• **WORK REQUIRED**: The number needed is how many lines of the data hold the string "لتعزيز". Give that number and nothing more.

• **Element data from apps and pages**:
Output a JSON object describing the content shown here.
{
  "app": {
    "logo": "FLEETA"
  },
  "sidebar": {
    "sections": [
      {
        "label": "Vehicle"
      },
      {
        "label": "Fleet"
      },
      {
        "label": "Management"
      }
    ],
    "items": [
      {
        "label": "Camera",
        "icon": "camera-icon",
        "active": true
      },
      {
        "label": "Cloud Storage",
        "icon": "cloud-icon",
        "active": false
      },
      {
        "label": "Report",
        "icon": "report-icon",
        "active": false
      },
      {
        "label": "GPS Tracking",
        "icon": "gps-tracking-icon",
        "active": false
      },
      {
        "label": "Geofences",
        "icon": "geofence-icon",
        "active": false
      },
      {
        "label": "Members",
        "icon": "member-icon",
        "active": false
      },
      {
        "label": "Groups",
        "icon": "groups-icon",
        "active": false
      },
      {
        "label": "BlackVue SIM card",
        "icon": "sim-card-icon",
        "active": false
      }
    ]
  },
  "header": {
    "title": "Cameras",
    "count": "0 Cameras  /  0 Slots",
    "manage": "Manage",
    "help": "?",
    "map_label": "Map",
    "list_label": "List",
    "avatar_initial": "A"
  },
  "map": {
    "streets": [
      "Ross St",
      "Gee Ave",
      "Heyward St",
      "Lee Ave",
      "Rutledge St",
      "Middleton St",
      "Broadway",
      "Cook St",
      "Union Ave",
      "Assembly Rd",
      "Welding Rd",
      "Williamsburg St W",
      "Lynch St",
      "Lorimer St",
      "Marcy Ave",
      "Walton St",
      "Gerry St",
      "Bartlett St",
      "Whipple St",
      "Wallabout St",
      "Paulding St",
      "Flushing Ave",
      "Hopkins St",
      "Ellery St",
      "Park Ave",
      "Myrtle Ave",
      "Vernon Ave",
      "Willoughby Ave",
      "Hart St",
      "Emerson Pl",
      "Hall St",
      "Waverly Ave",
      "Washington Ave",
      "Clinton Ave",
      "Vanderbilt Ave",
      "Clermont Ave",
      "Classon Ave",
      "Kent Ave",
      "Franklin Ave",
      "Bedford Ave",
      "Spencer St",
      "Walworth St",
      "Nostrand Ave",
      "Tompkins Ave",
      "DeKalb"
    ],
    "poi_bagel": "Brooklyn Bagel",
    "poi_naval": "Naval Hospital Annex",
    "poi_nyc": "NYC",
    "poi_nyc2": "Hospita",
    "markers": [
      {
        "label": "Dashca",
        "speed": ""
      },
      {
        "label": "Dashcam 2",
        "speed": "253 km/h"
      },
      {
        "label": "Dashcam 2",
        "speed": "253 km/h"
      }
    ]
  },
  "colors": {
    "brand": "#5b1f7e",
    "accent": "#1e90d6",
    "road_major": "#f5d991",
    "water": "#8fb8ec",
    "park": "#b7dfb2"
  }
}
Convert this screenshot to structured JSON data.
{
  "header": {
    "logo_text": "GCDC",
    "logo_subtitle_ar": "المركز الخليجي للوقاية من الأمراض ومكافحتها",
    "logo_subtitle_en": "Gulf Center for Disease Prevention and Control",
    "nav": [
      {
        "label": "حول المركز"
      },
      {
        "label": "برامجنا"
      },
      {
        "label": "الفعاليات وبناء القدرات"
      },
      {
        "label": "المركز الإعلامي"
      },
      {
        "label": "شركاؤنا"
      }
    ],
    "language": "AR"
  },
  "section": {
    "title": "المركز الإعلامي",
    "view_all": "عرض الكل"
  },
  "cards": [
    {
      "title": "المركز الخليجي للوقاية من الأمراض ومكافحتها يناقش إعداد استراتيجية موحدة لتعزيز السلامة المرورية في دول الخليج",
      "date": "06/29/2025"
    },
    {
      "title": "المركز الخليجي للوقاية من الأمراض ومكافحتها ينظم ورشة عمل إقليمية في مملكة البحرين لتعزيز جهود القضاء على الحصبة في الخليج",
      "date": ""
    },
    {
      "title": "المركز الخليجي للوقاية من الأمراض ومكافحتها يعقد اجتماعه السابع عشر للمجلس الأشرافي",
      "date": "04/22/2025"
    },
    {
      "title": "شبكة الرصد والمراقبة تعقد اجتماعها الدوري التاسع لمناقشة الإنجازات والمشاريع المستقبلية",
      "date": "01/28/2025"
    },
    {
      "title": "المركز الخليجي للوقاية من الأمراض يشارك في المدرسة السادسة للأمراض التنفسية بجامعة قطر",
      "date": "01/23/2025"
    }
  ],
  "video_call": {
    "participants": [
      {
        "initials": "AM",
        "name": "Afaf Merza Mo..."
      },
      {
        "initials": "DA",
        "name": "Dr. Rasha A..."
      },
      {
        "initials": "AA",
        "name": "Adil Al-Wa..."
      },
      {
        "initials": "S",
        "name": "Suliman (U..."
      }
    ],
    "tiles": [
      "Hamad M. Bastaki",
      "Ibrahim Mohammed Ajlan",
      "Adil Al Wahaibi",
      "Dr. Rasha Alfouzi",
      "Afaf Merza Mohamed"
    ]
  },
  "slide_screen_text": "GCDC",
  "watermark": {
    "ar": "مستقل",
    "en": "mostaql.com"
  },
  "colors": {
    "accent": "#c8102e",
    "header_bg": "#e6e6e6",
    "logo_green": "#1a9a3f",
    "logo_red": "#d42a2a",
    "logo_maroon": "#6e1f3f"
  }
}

• **ANSWER TO THE EXERCISE**: 2